5. Systemic Lupus Erythematosus, Pediatrics
JI 13/F: A patient in her early teens diagnosed with lupus came in with her adoptive mother for follow-up. Clinically the case was not so remarkable, except for the fact that she came in with the classic presentation of SLE (fulfilling 8 of the 11 criteria.) What was more of note though was the fact that they came in with their complete records organized in an envelope - doctors notes, copies of ward charts, even the prescriptions and receipts for every laboratory request and medication throughout the course of the child’s illness. They also came in conversant about the disease - they knew its basic pathology and principles of management (like things to do to avoid complications.) Most importantly, they were curious and inquiring, asking questions to clarify points, etc.

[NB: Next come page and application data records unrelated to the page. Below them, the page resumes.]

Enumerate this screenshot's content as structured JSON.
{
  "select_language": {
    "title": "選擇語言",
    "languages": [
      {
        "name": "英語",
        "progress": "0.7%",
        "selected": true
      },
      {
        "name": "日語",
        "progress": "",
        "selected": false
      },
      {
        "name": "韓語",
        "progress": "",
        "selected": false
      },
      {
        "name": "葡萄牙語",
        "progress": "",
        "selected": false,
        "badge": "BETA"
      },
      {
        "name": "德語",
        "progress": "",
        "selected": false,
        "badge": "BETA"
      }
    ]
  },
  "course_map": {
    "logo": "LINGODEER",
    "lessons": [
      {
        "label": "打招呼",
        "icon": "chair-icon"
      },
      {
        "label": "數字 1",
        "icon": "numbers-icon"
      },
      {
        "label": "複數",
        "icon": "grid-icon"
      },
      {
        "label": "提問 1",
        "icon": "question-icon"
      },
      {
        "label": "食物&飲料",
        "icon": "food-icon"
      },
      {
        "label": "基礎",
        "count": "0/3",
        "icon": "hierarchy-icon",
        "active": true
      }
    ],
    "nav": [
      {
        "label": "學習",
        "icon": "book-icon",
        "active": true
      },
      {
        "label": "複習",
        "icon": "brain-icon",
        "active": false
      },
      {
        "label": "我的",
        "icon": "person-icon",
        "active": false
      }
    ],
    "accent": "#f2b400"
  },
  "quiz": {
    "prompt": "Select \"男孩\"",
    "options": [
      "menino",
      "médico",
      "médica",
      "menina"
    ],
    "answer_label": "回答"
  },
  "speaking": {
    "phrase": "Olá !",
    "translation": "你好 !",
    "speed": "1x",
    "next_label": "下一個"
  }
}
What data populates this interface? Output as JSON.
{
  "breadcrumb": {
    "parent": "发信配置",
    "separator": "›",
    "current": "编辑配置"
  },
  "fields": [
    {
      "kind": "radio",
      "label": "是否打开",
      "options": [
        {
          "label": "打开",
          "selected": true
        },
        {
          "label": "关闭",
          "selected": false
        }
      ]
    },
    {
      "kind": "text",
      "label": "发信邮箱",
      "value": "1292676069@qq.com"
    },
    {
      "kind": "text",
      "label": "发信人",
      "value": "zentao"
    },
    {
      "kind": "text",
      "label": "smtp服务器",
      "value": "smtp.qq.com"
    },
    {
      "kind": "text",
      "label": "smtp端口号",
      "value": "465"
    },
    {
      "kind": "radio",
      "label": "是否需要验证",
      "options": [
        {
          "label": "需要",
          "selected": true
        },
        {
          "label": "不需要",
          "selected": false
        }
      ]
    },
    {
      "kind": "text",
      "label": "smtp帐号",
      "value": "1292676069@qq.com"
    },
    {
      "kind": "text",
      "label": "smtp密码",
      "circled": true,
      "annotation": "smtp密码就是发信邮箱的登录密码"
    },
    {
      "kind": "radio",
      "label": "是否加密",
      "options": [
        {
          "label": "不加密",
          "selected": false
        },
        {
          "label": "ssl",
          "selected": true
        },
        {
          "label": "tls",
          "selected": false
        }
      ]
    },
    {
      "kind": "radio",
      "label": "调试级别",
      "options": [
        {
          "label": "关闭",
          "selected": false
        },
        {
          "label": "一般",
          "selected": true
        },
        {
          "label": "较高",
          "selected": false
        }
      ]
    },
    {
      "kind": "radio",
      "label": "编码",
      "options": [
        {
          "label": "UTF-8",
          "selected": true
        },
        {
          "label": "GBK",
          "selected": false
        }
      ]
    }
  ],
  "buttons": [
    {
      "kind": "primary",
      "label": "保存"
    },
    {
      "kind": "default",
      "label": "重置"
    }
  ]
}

In short, she was the poster girl for the ideal patient. Every clinician appreciates patients who make work easier for them and are in-charge of their own health. The strongest allies of a doctor in optimal patient care are in fact the patient and his/her family themselves. In a setting full of ‘difficult patients’ such as that in the PGH, this patient was a refreshing reminder to everyone that they should be in-charge of their own health.